- Take these notes and resources that you’ve created, print them out, and create your own physical reference guide! Maybe someday it’ll turn into a book that millions of software development student around the world cherish as their greatest resource!
Pro Tip: Now that you’ve gotten some excellent documentation written about coding, turn them into a blog! They say they best way to learn is to teach and blogging is an excellent way to practice putting your knowledge into a format that other can learn from and be inspired by.
Type it out:
Don’t fall victim to copy/paste. Typing code instead of copy-pasting it provides a better learning ROI because we’re practicing instead of just reading. — Fagner Brack
By typing it out yourself, you’re familiarizing yourself with the code on a whole new level. Things you thought you knew when you talked through the code might become less clear when you’re actually adding it to your own script. This practice is sure to lead to excellent questions that will help you develop a deeper understanding of the code.
Keep in mind: when you’re in a technical interview, you can’t copy/paste, so you need to know how to do it with your own fingers (…and brain).
- Read the code you’re attempting to recreate.
- Talk yourself through what each and every piece of that code does. Tip: do it out loud if possible. This will help you get prepared for technical interviews and even teaching others how to code!
- Then type the code into your own text editor. If you’re feeling ambitious, try typing it from what you remembered reading and voicing as you talked through the code — even if you can only get as far as pseudo-code!
Map it out:
When working with robust coding languages, tracking down and understanding where all of the pieces go can get a bit overwhelming. In the same sense that you’ll learn more by taking handwritten notes, I truly believe that you can learn a great deal by pulling your code out into the world and organizing it with your hands! I had an incredibly talented mentor (Carrie Coxwell, @carriecoxwell) suggest that I put the code on note cards and organize it on a wall. I was intimidated by the time this task would take, but it proved to be one of the single best lessons I’ve experienced so far in my coding journey.
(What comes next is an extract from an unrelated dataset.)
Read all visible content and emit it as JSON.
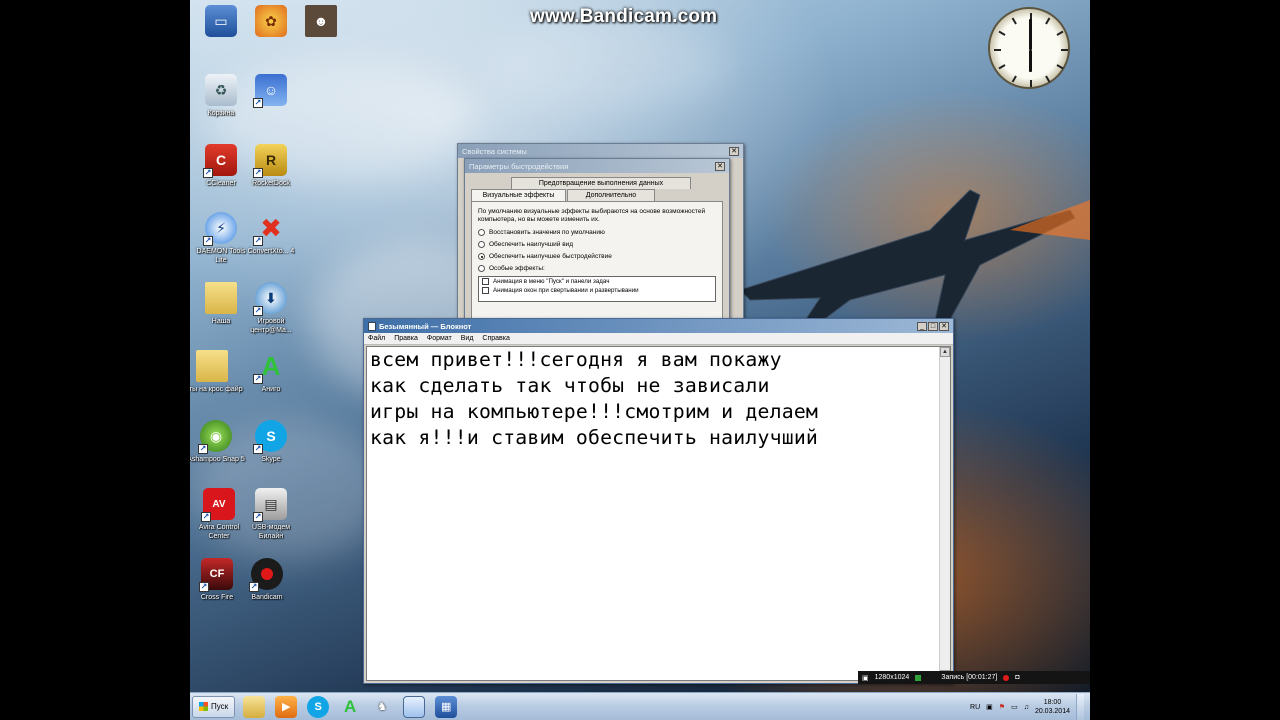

- Get a bunch of note cards, a pen, and a few colors of highlighters (or markers, or stickers, or if you’re a parent, you’ve probably got a million half-crayons to choose from).
- Open your entire project and write it all (by hand) on your note cards.
- Once you’ve gotten all the code down on note cards, organize it like a tree on the wall with tacks, tape, mounting putty, etc.
- Take your highlighting tool of choice and being highlighting aspects of the code that reappear in the same color.
- Step back and take a look at how your code is so deeply connected.
This process will lead to many aha-moments! Writing the code out by hand on the note cards offers a lot of insight that you might have missed when typing it into your text editor and will lead to some great questions that will help you focus your studies. Then being able to step back and see how everything is tied together gives you a much clearer picture of how exactly your project is structured. Do it! I promise you’ll learn from it.
I hope you find these study tips helpful and inspiring. If you have awesome study hacks that have been invaluable to you, please share them with the rest of us so we can learn together!